Retype the entries exactly, but skip the pictures.
■ ■ ■
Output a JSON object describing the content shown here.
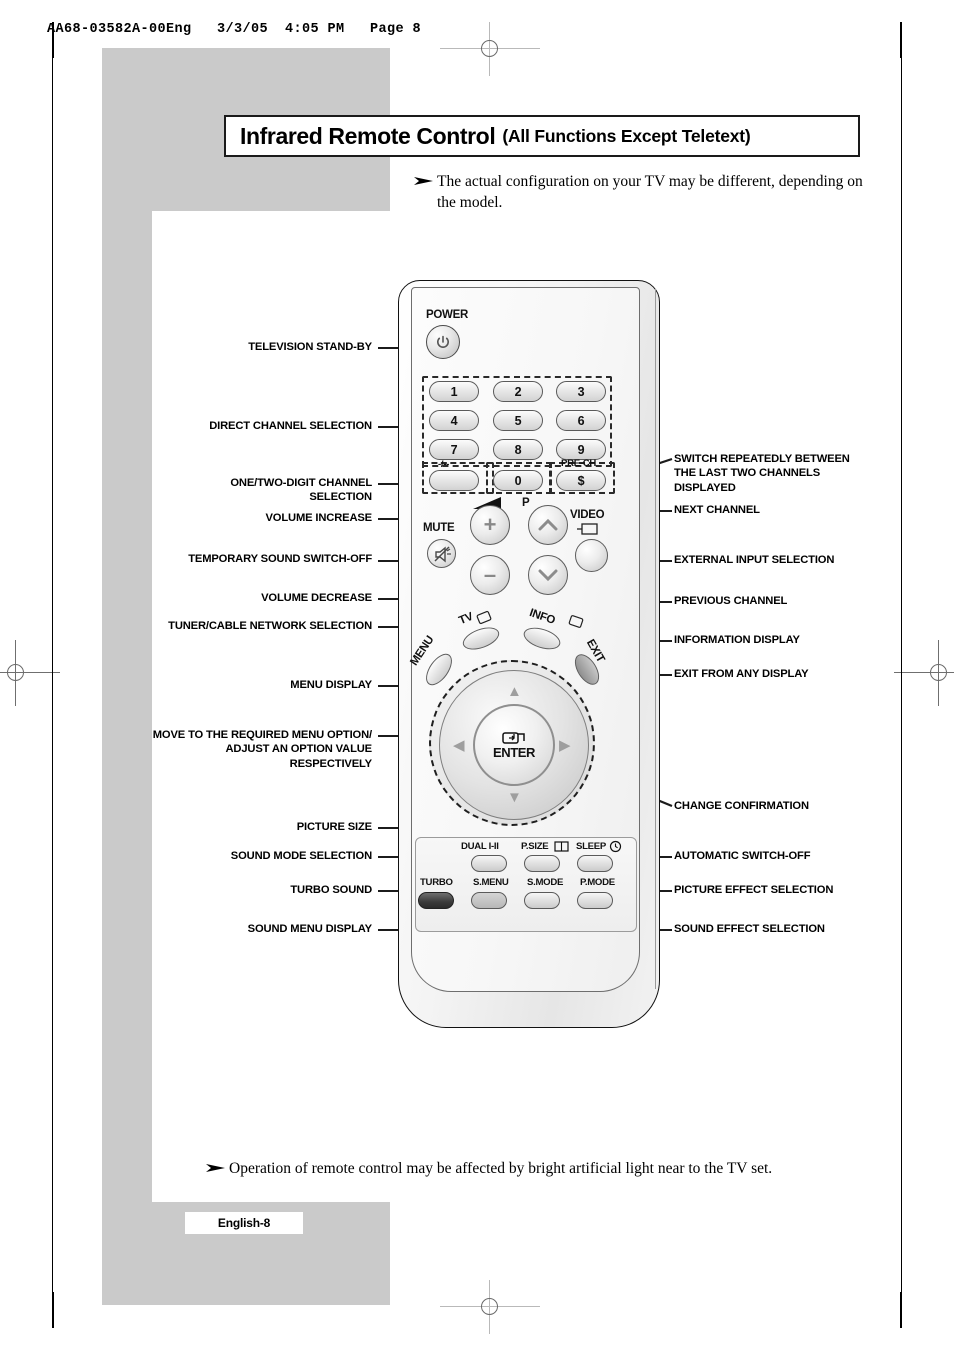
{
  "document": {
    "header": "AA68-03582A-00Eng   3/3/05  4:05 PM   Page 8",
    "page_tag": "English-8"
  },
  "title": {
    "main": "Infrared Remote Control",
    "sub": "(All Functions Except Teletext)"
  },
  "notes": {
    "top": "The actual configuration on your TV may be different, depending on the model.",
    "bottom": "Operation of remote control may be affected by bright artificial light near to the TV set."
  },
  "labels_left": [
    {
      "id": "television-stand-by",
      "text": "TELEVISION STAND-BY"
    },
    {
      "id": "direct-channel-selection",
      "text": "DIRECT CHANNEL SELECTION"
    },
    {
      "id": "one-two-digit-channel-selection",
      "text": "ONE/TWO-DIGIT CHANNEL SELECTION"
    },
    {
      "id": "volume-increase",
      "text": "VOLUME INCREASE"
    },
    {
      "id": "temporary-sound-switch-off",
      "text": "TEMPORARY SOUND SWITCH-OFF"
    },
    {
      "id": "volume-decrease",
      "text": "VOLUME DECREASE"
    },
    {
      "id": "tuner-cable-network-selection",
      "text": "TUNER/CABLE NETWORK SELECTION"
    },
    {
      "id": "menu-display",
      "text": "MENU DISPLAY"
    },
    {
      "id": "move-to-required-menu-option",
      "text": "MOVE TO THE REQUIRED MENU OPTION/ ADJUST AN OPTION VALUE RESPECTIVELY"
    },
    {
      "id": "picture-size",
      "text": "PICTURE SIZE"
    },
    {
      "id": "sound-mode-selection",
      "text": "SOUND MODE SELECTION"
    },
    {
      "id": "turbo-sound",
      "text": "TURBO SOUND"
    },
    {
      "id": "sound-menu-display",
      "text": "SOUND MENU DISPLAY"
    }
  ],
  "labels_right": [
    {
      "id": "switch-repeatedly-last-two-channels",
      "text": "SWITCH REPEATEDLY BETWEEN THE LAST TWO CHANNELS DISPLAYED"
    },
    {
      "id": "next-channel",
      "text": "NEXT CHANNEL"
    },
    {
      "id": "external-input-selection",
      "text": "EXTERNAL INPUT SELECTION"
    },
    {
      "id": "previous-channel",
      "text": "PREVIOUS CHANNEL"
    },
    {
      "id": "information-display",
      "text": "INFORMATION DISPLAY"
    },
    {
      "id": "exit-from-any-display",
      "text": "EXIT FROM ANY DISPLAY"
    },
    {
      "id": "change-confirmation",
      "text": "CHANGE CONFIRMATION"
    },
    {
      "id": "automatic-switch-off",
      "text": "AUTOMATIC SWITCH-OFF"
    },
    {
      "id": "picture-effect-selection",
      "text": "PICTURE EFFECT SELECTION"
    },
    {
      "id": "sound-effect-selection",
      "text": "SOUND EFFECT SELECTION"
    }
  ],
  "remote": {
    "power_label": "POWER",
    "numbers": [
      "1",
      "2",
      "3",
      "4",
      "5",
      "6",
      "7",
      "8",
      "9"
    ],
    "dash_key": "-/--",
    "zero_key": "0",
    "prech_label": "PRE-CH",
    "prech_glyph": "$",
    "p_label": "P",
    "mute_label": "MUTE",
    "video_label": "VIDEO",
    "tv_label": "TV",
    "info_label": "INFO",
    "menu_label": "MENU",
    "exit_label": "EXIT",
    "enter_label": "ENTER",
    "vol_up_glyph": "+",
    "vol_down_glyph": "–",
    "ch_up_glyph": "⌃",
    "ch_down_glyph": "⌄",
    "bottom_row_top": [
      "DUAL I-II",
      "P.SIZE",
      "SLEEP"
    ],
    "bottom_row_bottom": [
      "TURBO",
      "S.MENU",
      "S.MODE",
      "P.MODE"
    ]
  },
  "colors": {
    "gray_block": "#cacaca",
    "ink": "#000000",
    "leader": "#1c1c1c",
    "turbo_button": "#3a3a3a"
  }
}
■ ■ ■
- **EXERCISE SOLUTION**
Output a JSON object describing the content shown here.
{
  "document": {
    "header": "AA68-03582A-00Eng   3/3/05  4:05 PM   Page 8",
    "page_tag": "English-8"
  },
  "title": {
    "main": "Infrared Remote Control",
    "sub": "(All Functions Except Teletext)"
  },
  "notes": {
    "top": "The actual configuration on your TV may be different, depending on the model.",
    "bottom": "Operation of remote control may be affected by bright artificial light near to the TV set."
  },
  "labels_left": [
    {
      "id": "television-stand-by",
      "text": "TELEVISION STAND-BY"
    },
    {
      "id": "direct-channel-selection",
      "text": "DIRECT CHANNEL SELECTION"
    },
    {
      "id": "one-two-digit-channel-selection",
      "text": "ONE/TWO-DIGIT CHANNEL SELECTION"
    },
    {
      "id": "volume-increase",
      "text": "VOLUME INCREASE"
    },
    {
      "id": "temporary-sound-switch-off",
      "text": "TEMPORARY SOUND SWITCH-OFF"
    },
    {
      "id": "volume-decrease",
      "text": "VOLUME DECREASE"
    },
    {
      "id": "tuner-cable-network-selection",
      "text": "TUNER/CABLE NETWORK SELECTION"
    },
    {
      "id": "menu-display",
      "text": "MENU DISPLAY"
    },
    {
      "id": "move-to-required-menu-option",
      "text": "MOVE TO THE REQUIRED MENU OPTION/ ADJUST AN OPTION VALUE RESPECTIVELY"
    },
    {
      "id": "picture-size",
      "text": "PICTURE SIZE"
    },
    {
      "id": "sound-mode-selection",
      "text": "SOUND MODE SELECTION"
    },
    {
      "id": "turbo-sound",
      "text": "TURBO SOUND"
    },
    {
      "id": "sound-menu-display",
      "text": "SOUND MENU DISPLAY"
    }
  ],
  "labels_right": [
    {
      "id": "switch-repeatedly-last-two-channels",
      "text": "SWITCH REPEATEDLY BETWEEN THE LAST TWO CHANNELS DISPLAYED"
    },
    {
      "id": "next-channel",
      "text": "NEXT CHANNEL"
    },
    {
      "id": "external-input-selection",
      "text": "EXTERNAL INPUT SELECTION"
    },
    {
      "id": "previous-channel",
      "text": "PREVIOUS CHANNEL"
    },
    {
      "id": "information-display",
      "text": "INFORMATION DISPLAY"
    },
    {
      "id": "exit-from-any-display",
      "text": "EXIT FROM ANY DISPLAY"
    },
    {
      "id": "change-confirmation",
      "text": "CHANGE CONFIRMATION"
    },
    {
      "id": "automatic-switch-off",
      "text": "AUTOMATIC SWITCH-OFF"
    },
    {
      "id": "picture-effect-selection",
      "text": "PICTURE EFFECT SELECTION"
    },
    {
      "id": "sound-effect-selection",
      "text": "SOUND EFFECT SELECTION"
    }
  ],
  "remote": {
    "power_label": "POWER",
    "numbers": [
      "1",
      "2",
      "3",
      "4",
      "5",
      "6",
      "7",
      "8",
      "9"
    ],
    "dash_key": "-/--",
    "zero_key": "0",
    "prech_label": "PRE-CH",
    "prech_glyph": "$",
    "p_label": "P",
    "mute_label": "MUTE",
    "video_label": "VIDEO",
    "tv_label": "TV",
    "info_label": "INFO",
    "menu_label": "MENU",
    "exit_label": "EXIT",
    "enter_label": "ENTER",
    "vol_up_glyph": "+",
    "vol_down_glyph": "–",
    "ch_up_glyph": "⌃",
    "ch_down_glyph": "⌄",
    "bottom_row_top": [
      "DUAL I-II",
      "P.SIZE",
      "SLEEP"
    ],
    "bottom_row_bottom": [
      "TURBO",
      "S.MENU",
      "S.MODE",
      "P.MODE"
    ]
  },
  "colors": {
    "gray_block": "#cacaca",
    "ink": "#000000",
    "leader": "#1c1c1c",
    "turbo_button": "#3a3a3a"
  }
}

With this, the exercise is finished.